Those of my readers who followed me from my old blog may remember this post on magnetic bacteria. In it I discuss how a new technique called cyroelectron tomography has allowed researchers to gain new insights into how magnetosomes are arranged in some bacteria.
Above is a picture of magnetosome chains.
Magnetotactic bacteria display two different behaviors. In the first, called polar, the bacteria swim either north or south depending on what hemisphere they reside in or at least that has been the case up till now. In the second, called axial, the bacteria swims back and forth.
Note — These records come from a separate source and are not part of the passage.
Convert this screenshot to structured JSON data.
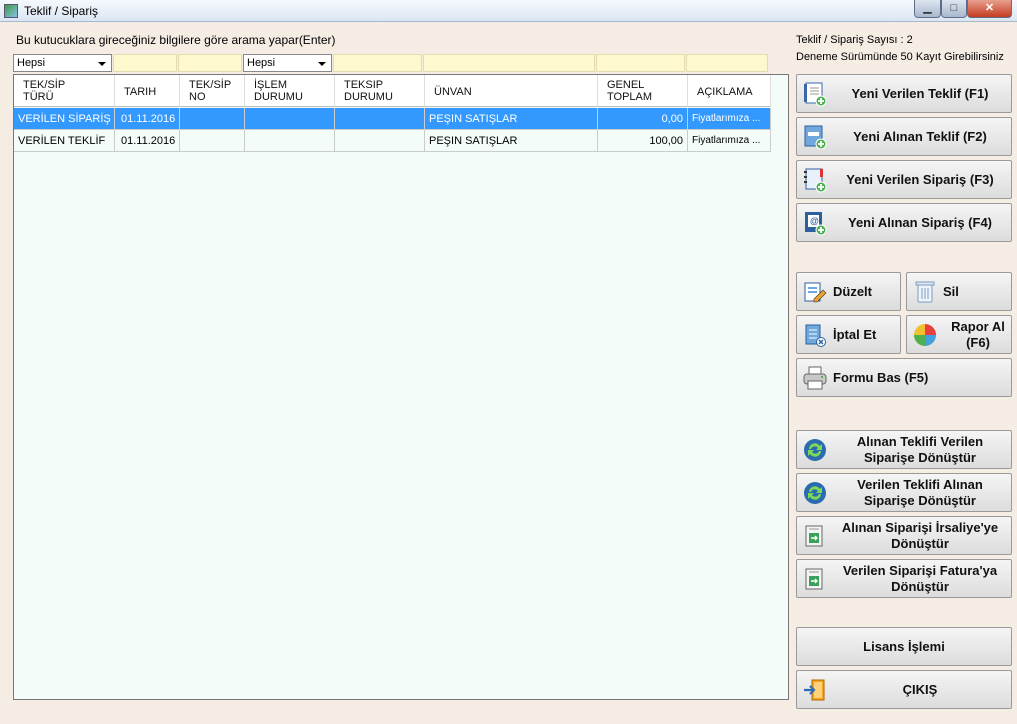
{
  "window": {
    "title": "Teklif / Sipariş",
    "min": "▁",
    "max": "□",
    "close": "✕"
  },
  "hint": "Bu kutucuklara gireceğiniz bilgilere göre arama yapar(Enter)",
  "filters": {
    "type_select": "Hepsi",
    "status_select": "Hepsi"
  },
  "info": {
    "count": "Teklif / Sipariş Sayısı : 2",
    "trial": "Deneme Sürümünde 50 Kayıt Girebilirsiniz"
  },
  "table": {
    "headers": [
      "TEK/SİP\nTÜRÜ",
      "TARIH",
      "TEK/SİP\nNO",
      "İŞLEM\nDURUMU",
      "TEKSIP\nDURUMU",
      "ÜNVAN",
      "GENEL\nTOPLAM",
      "AÇIKLAMA"
    ],
    "rows": [
      [
        "VERİLEN SİPARİŞ",
        "01.11.2016",
        "",
        "",
        "",
        "PEŞIN SATIŞLAR",
        "0,00",
        "Fiyatlarımıza ..."
      ],
      [
        "VERİLEN TEKLİF",
        "01.11.2016",
        "",
        "",
        "",
        "PEŞIN SATIŞLAR",
        "100,00",
        "Fiyatlarımıza ..."
      ]
    ]
  },
  "buttons": {
    "new_given_offer": "Yeni Verilen Teklif (F1)",
    "new_received_offer": "Yeni Alınan Teklif (F2)",
    "new_given_order": "Yeni Verilen Sipariş (F3)",
    "new_received_order": "Yeni Alınan Sipariş (F4)",
    "edit": "Düzelt",
    "delete": "Sil",
    "cancel": "İptal Et",
    "report": "Rapor Al (F6)",
    "print_form": "Formu Bas (F5)",
    "convert1": "Alınan Teklifi Verilen Siparişe Dönüştür",
    "convert2": "Verilen Teklifi Alınan Siparişe Dönüştür",
    "convert3": "Alınan Siparişi İrsaliye'ye Dönüştür",
    "convert4": "Verilen Siparişi Fatura'ya Dönüştür",
    "license": "Lisans İşlemi",
    "exit": "ÇIKIŞ"
  }
}
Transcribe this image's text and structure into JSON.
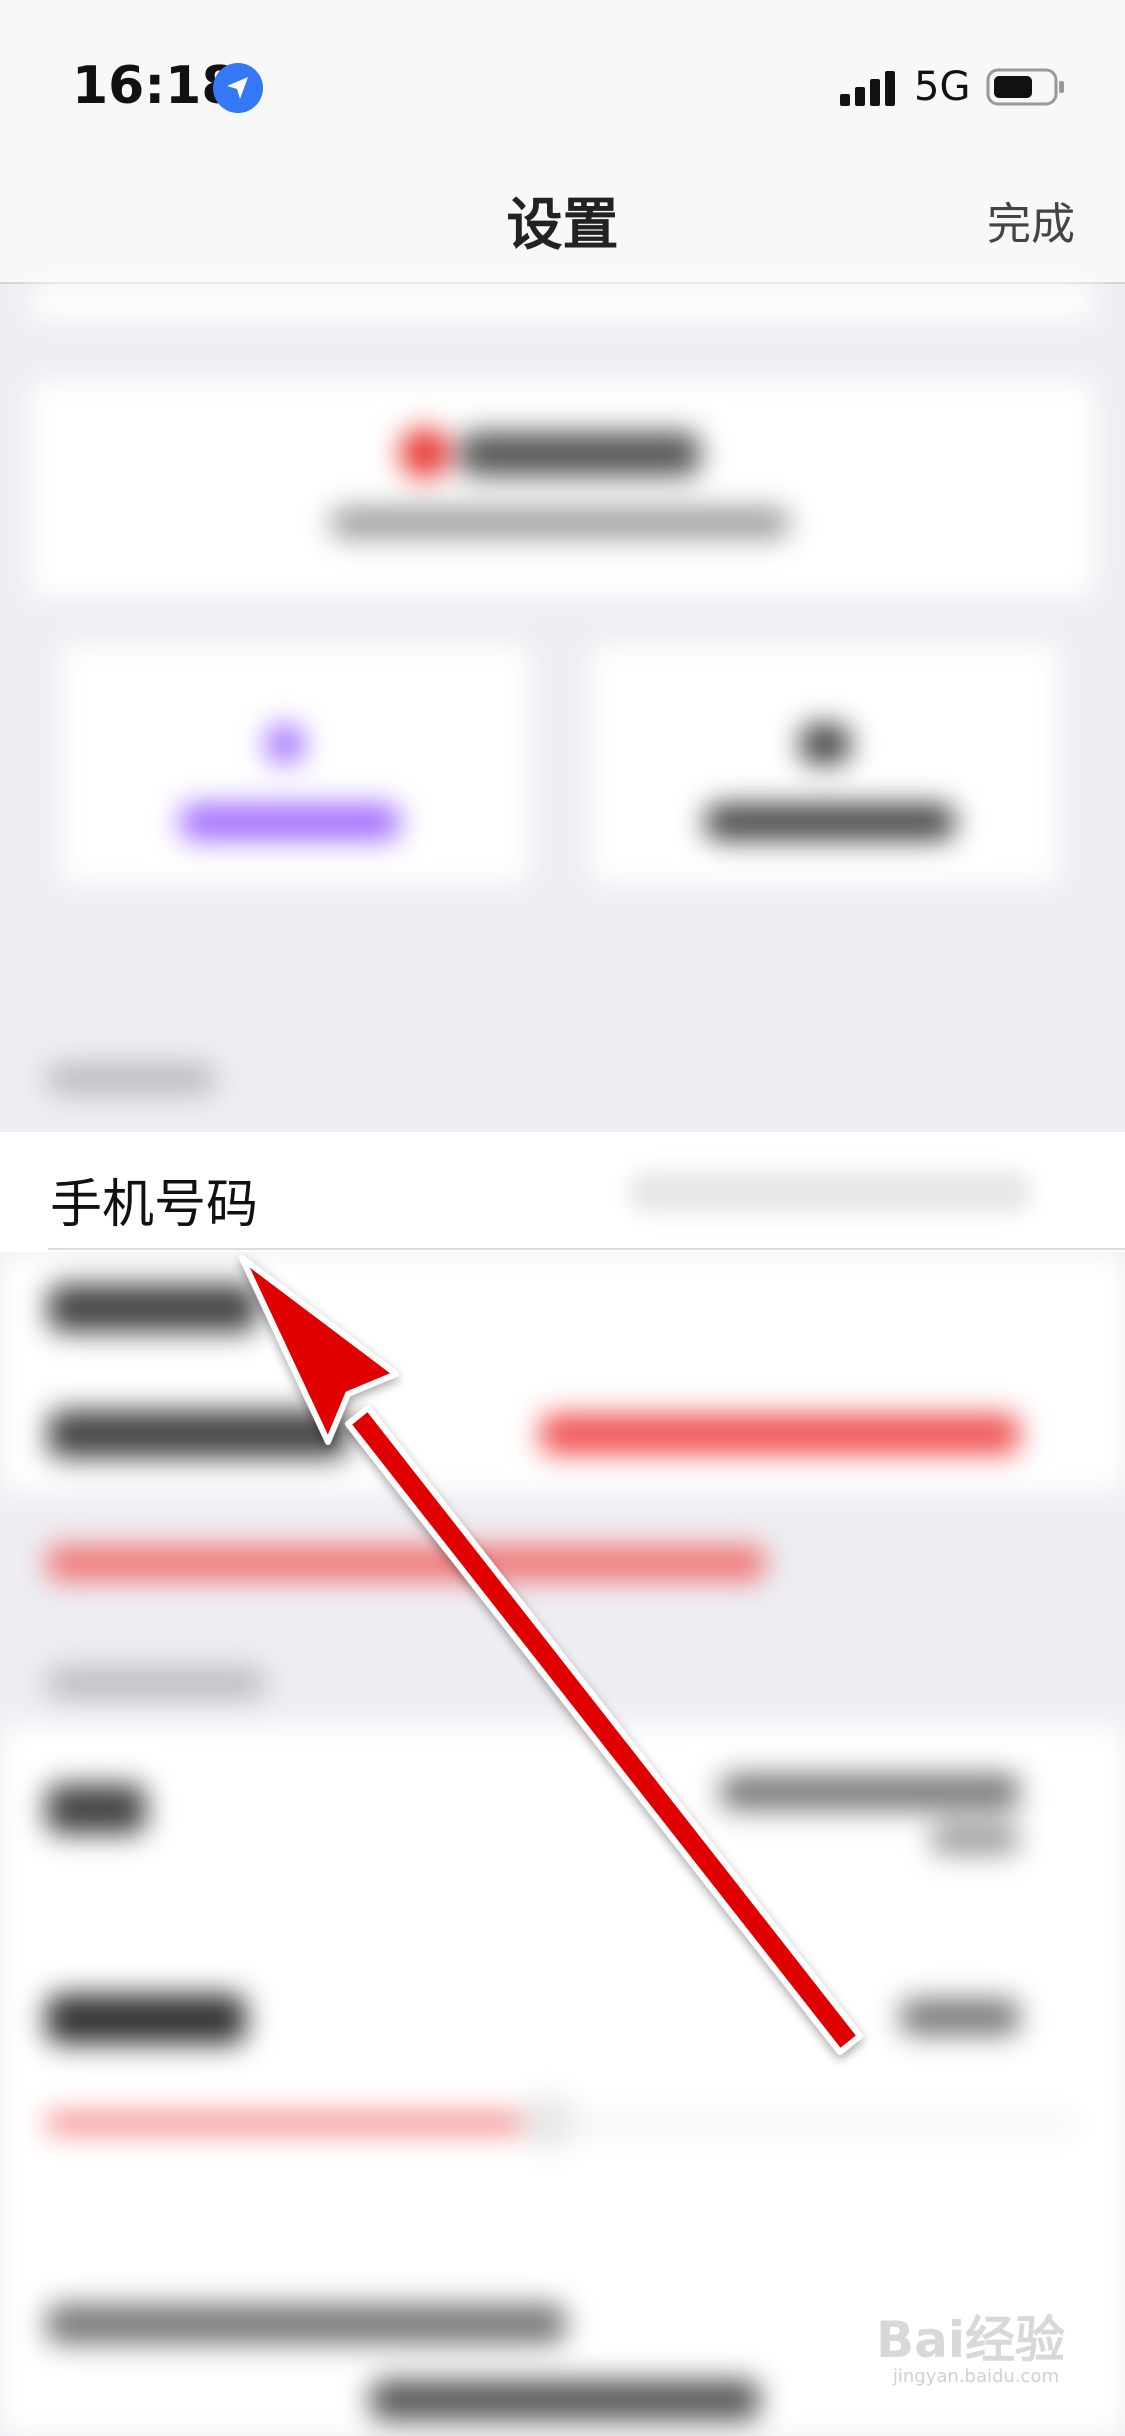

Most magnetotactic bacteria in the northern hemishpere have north polarity, when exposed to higher oxygen levels they swim towards geomagnetic north which directs them downwards towards more anoxic environments (works the same way in the southern hemisphere as well). In July of 2004, however, an unusual species with southern polarity was found living in a pond in Massachusetts. They occur in mixed colonies (i.e. of north and south polarity bacteria) with occasional blooms of bacteria of one or the other polarity. Researchers found a significant relationship between oxidation reduction potential (that is the ability to accept or donate electrons, more negative values indicate a reducing environment and less negative values indicate an oxidizing environment). In the northern hemisphere a bacteria with southern polarity would end up moving towards an oxidizing atmosphere rather than away which leads researchers to question the current model of the adaptive significance of polarity in these bacteria.
With one caveat:
There are reasons to believe the behavior of magneotactic bacteria in situ could differ from behavior in the laboratory. Magnetotactic bacteria at the chemocline of a stratified water column rarely, if ever, experience atmospheric oxygen levels like those in the standard laboratory assay for polarity. They also experience chemical gradients (particularly of iron and sulfur species) not present in a drop of water exposed to air in the laboratory assay.
The article, published in the January 20th edition of Science can be found here
Filed under: Bacteria